## Task item
Scan the listing below for lines with "value" in them. Give their number and nothing more.

::: Records shown

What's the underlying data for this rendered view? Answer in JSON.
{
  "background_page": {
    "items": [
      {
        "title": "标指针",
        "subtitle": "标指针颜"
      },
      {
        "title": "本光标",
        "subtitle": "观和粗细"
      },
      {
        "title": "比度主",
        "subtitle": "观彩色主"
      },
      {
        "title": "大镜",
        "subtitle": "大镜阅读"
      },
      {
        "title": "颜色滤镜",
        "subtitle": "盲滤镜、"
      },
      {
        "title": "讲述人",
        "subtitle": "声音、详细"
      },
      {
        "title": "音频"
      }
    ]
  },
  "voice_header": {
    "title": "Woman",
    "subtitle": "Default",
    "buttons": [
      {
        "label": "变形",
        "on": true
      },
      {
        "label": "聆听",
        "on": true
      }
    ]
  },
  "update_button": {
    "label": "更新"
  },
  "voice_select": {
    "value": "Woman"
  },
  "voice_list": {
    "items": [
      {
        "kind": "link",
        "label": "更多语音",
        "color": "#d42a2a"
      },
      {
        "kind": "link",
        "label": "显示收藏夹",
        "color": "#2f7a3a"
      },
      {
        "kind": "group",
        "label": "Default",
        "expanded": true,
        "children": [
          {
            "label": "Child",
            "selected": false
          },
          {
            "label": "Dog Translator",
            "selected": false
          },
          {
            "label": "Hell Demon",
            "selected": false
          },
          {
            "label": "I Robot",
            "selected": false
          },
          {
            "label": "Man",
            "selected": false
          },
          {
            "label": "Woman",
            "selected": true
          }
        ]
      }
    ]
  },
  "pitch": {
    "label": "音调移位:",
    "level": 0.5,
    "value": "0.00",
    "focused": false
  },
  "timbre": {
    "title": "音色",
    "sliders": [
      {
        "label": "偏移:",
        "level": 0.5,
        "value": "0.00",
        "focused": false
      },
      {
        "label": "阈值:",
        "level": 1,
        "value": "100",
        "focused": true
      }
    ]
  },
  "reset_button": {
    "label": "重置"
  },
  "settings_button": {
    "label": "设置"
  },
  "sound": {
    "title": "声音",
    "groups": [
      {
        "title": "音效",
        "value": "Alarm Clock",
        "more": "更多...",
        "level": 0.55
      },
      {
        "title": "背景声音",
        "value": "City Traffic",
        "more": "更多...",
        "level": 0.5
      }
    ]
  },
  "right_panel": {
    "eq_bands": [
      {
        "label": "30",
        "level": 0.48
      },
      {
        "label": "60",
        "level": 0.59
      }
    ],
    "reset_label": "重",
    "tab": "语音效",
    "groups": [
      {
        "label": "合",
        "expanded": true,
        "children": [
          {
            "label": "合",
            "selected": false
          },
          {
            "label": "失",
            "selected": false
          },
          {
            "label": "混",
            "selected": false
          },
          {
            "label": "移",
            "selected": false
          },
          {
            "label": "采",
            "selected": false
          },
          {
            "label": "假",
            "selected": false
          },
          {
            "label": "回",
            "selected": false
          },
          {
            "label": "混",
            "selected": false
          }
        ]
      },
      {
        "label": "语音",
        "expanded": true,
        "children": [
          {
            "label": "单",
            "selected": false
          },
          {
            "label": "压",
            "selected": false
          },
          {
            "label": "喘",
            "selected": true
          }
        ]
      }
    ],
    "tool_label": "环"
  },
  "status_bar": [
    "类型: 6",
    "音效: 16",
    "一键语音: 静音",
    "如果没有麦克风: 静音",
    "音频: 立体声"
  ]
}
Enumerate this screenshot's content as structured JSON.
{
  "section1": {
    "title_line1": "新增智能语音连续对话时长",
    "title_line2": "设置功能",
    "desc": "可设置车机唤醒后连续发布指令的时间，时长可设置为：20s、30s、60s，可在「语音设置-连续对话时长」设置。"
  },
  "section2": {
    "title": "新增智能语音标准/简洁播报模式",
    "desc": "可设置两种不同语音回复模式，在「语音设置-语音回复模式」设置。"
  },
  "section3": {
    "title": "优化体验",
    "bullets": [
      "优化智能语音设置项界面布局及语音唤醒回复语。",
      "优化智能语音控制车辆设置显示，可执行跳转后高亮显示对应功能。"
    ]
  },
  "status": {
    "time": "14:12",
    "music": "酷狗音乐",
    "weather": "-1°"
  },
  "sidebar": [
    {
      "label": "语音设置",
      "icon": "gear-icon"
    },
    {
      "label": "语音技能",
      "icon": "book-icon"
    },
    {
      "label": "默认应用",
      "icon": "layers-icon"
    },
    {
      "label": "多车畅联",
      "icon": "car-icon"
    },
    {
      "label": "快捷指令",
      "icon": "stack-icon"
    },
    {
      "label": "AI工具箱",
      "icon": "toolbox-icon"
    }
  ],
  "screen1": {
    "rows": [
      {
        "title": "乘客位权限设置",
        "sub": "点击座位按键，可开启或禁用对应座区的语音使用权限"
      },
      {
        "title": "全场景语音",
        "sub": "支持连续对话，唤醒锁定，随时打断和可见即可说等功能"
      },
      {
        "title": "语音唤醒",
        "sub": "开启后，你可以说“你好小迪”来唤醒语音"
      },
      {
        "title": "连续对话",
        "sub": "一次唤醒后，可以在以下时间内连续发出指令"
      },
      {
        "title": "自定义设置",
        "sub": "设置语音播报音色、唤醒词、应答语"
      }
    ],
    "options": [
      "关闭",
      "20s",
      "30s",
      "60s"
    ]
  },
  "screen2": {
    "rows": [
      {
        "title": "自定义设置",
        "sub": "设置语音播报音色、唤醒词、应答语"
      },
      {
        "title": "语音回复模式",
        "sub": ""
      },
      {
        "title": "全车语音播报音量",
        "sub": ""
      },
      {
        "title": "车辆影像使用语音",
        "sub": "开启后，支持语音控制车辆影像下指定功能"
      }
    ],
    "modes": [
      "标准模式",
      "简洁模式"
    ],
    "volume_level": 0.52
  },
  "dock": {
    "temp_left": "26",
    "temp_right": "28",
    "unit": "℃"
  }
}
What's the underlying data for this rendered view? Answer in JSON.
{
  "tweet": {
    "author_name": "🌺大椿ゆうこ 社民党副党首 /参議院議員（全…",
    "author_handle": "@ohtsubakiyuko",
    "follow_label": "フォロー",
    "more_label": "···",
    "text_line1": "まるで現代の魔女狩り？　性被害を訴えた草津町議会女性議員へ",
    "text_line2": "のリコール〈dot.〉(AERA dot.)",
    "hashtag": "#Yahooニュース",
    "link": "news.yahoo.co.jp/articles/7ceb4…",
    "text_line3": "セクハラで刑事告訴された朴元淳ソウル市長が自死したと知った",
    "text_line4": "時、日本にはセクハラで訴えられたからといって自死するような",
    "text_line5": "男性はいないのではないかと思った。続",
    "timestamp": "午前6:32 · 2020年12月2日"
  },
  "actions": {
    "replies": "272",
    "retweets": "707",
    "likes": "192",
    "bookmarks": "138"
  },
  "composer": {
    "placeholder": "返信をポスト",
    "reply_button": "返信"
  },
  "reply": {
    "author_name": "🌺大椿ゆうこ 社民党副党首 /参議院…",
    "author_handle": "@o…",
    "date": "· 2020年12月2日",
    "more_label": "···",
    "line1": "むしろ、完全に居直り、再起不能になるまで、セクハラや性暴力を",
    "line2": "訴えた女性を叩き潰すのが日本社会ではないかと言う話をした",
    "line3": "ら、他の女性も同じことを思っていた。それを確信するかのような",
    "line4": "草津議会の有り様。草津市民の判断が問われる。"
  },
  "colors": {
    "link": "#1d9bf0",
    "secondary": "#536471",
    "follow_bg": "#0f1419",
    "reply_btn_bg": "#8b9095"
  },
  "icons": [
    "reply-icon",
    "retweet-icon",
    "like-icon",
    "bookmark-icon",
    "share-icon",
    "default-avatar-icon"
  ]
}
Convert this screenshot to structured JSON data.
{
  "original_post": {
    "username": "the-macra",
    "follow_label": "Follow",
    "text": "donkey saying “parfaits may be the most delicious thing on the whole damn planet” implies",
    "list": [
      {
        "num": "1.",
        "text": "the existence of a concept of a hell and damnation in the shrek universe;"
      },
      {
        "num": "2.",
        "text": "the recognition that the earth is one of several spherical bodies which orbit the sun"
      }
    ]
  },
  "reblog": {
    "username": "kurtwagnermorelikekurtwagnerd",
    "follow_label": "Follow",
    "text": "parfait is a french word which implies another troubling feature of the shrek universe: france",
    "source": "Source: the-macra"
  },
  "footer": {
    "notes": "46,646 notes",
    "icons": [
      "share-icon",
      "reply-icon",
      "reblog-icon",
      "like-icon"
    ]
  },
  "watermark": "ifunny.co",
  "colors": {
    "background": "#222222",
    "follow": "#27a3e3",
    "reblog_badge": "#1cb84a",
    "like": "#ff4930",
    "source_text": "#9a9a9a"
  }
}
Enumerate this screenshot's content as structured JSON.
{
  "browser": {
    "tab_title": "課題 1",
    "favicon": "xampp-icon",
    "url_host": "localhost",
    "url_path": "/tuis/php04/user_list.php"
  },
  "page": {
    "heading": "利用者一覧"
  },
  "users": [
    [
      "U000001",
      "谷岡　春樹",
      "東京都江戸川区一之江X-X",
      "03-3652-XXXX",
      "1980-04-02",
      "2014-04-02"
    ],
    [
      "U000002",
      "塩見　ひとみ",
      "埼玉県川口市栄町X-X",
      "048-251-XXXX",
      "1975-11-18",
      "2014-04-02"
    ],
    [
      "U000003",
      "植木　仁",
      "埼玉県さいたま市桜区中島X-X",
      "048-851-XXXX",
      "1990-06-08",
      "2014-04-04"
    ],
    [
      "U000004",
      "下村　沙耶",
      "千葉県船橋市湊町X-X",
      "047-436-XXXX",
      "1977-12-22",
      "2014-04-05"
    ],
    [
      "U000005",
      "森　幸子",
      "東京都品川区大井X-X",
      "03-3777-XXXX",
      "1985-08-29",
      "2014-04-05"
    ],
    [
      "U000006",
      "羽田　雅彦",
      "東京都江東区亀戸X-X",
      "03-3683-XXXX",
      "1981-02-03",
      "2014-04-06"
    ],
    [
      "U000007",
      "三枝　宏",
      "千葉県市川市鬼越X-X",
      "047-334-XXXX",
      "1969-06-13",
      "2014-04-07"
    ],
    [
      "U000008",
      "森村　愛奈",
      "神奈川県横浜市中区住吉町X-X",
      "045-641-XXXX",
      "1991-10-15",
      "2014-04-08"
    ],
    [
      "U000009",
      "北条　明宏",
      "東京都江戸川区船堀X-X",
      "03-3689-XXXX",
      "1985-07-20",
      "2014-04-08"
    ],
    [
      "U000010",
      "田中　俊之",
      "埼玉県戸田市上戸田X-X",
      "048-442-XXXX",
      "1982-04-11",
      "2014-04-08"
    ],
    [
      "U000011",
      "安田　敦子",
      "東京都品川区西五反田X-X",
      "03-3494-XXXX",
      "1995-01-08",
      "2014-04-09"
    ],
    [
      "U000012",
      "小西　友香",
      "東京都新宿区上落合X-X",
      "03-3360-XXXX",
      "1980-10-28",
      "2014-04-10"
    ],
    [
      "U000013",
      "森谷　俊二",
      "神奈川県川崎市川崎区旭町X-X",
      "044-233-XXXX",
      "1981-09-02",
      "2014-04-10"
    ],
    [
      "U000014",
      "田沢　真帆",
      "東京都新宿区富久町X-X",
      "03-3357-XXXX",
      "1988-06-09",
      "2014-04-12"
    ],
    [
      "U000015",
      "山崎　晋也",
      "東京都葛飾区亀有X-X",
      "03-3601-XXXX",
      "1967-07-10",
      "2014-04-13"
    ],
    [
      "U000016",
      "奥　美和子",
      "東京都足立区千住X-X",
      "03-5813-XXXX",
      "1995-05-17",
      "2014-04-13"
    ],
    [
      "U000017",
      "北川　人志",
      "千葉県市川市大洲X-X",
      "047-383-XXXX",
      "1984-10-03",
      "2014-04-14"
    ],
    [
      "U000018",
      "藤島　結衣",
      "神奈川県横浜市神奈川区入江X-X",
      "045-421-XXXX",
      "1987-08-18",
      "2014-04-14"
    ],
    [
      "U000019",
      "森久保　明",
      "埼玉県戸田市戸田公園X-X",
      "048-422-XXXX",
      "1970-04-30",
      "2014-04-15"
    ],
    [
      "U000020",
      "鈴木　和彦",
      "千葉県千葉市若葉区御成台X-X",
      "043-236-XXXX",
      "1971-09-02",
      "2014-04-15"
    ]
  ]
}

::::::

## The completed task
6